Among the entries below, how many lines contain "Automation"? Answer with the number only.

Records drawn from a dataset
☆ ☆ ☆ ☆ ☆ ☆ ☆

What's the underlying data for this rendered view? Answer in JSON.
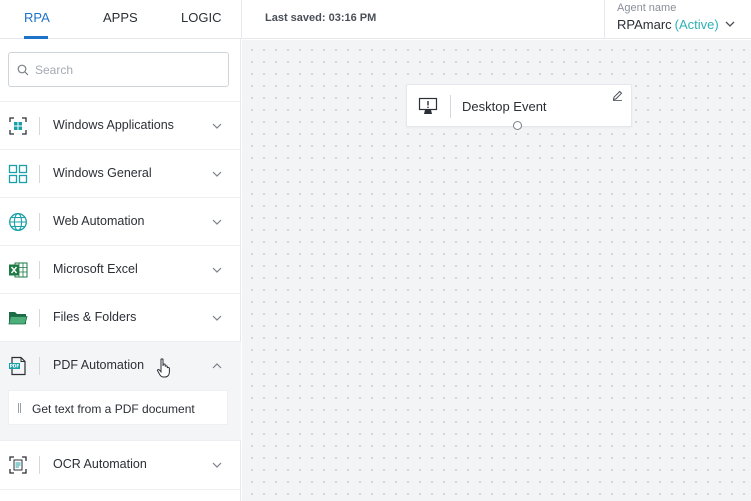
{
  "tabs": [
    {
      "label": "RPA",
      "active": true
    },
    {
      "label": "APPS",
      "active": false
    },
    {
      "label": "LOGIC",
      "active": false
    }
  ],
  "header": {
    "last_saved": "Last saved: 03:16 PM",
    "agent_label": "Agent name",
    "agent_name": "RPAmarc",
    "agent_status": "(Active)"
  },
  "search": {
    "placeholder": "Search",
    "value": ""
  },
  "categories": [
    {
      "label": "Windows Applications",
      "icon": "windows-app-icon",
      "expanded": false
    },
    {
      "label": "Windows General",
      "icon": "windows-grid-icon",
      "expanded": false
    },
    {
      "label": "Web Automation",
      "icon": "globe-icon",
      "expanded": false
    },
    {
      "label": "Microsoft Excel",
      "icon": "excel-icon",
      "expanded": false
    },
    {
      "label": "Files & Folders",
      "icon": "folder-icon",
      "expanded": false
    },
    {
      "label": "PDF Automation",
      "icon": "pdf-icon",
      "expanded": true
    },
    {
      "label": "OCR Automation",
      "icon": "ocr-icon",
      "expanded": false
    }
  ],
  "pdf_items": [
    {
      "label": "Get text from a PDF document"
    }
  ],
  "canvas": {
    "node": {
      "label": "Desktop Event",
      "icon": "desktop-event-icon"
    }
  },
  "colors": {
    "accent": "#1e73c8",
    "active_status": "#2fb0b6",
    "icon_teal": "#1aa0a8",
    "excel_green": "#1d7a45"
  }
}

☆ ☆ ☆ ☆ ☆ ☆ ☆

• Answer space
3